INSTRUCTIONS FOR THE TASK
Please reproduce every entry below without omitting a single line.

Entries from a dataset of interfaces
* * * * *

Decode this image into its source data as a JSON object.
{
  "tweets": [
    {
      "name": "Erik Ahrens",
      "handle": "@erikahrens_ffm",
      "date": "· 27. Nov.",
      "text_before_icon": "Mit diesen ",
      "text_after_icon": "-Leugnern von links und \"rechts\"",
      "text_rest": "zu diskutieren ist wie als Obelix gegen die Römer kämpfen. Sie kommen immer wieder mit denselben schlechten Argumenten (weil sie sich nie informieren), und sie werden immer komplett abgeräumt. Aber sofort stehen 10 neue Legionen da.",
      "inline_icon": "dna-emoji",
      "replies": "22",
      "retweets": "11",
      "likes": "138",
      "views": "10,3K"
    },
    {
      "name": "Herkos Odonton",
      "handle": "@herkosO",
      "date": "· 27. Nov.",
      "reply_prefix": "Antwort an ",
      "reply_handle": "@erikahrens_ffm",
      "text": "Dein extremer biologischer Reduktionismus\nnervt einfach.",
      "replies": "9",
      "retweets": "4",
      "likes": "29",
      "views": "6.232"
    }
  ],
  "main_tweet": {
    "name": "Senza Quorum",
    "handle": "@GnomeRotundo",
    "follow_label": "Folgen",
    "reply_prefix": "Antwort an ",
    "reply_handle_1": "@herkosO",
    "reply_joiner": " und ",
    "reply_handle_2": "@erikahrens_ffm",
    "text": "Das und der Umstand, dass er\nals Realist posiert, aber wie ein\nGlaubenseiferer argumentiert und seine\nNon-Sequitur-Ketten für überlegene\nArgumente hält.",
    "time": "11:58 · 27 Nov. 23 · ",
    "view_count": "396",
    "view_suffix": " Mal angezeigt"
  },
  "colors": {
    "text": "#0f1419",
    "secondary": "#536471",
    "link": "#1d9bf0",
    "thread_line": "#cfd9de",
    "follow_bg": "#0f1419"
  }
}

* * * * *

FINAL ANSWER
Decode this image into its source data as a JSON object.
{
  "tweets": [
    {
      "name": "Erik Ahrens",
      "handle": "@erikahrens_ffm",
      "date": "· 27. Nov.",
      "text_before_icon": "Mit diesen ",
      "text_after_icon": "-Leugnern von links und \"rechts\"",
      "text_rest": "zu diskutieren ist wie als Obelix gegen die Römer kämpfen. Sie kommen immer wieder mit denselben schlechten Argumenten (weil sie sich nie informieren), und sie werden immer komplett abgeräumt. Aber sofort stehen 10 neue Legionen da.",
      "inline_icon": "dna-emoji",
      "replies": "22",
      "retweets": "11",
      "likes": "138",
      "views": "10,3K"
    },
    {
      "name": "Herkos Odonton",
      "handle": "@herkosO",
      "date": "· 27. Nov.",
      "reply_prefix": "Antwort an ",
      "reply_handle": "@erikahrens_ffm",
      "text": "Dein extremer biologischer Reduktionismus\nnervt einfach.",
      "replies": "9",
      "retweets": "4",
      "likes": "29",
      "views": "6.232"
    }
  ],
  "main_tweet": {
    "name": "Senza Quorum",
    "handle": "@GnomeRotundo",
    "follow_label": "Folgen",
    "reply_prefix": "Antwort an ",
    "reply_handle_1": "@herkosO",
    "reply_joiner": " und ",
    "reply_handle_2": "@erikahrens_ffm",
    "text": "Das und der Umstand, dass er\nals Realist posiert, aber wie ein\nGlaubenseiferer argumentiert und seine\nNon-Sequitur-Ketten für überlegene\nArgumente hält.",
    "time": "11:58 · 27 Nov. 23 · ",
    "view_count": "396",
    "view_suffix": " Mal angezeigt"
  },
  "colors": {
    "text": "#0f1419",
    "secondary": "#536471",
    "link": "#1d9bf0",
    "thread_line": "#cfd9de",
    "follow_bg": "#0f1419"
  }
}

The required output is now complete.